- [Work request] Your answer must be a single number: the count of lines in the entries below that hold "إعادة".

(Stored data Opens)

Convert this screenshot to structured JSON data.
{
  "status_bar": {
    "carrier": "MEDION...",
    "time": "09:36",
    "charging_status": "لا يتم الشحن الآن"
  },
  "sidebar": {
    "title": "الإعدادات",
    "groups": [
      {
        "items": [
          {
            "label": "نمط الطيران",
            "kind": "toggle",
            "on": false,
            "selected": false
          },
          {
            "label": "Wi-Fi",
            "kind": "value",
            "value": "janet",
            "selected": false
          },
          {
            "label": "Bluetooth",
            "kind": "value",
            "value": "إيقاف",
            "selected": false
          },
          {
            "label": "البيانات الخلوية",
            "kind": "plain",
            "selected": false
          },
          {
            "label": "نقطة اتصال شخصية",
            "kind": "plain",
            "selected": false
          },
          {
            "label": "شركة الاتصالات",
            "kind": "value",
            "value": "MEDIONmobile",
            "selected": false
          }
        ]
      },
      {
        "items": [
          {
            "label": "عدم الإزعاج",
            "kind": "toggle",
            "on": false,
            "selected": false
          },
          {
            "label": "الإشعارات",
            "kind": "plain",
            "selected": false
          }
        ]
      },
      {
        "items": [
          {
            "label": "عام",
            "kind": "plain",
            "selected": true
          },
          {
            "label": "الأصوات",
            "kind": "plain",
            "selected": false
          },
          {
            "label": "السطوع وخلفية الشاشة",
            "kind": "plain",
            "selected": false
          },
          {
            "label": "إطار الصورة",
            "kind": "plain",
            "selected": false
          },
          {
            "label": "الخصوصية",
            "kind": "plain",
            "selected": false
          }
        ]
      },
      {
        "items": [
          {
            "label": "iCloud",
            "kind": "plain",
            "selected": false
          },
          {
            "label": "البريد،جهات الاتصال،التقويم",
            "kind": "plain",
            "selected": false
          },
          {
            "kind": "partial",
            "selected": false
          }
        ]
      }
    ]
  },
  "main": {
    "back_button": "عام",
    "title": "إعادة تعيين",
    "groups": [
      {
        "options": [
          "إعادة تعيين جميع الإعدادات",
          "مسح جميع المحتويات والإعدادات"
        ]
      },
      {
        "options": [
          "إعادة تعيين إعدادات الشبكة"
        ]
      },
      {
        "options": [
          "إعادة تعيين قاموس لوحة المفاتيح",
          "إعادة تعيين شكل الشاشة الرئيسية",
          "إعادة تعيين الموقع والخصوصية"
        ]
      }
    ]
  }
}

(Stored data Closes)

- [Your solution] 6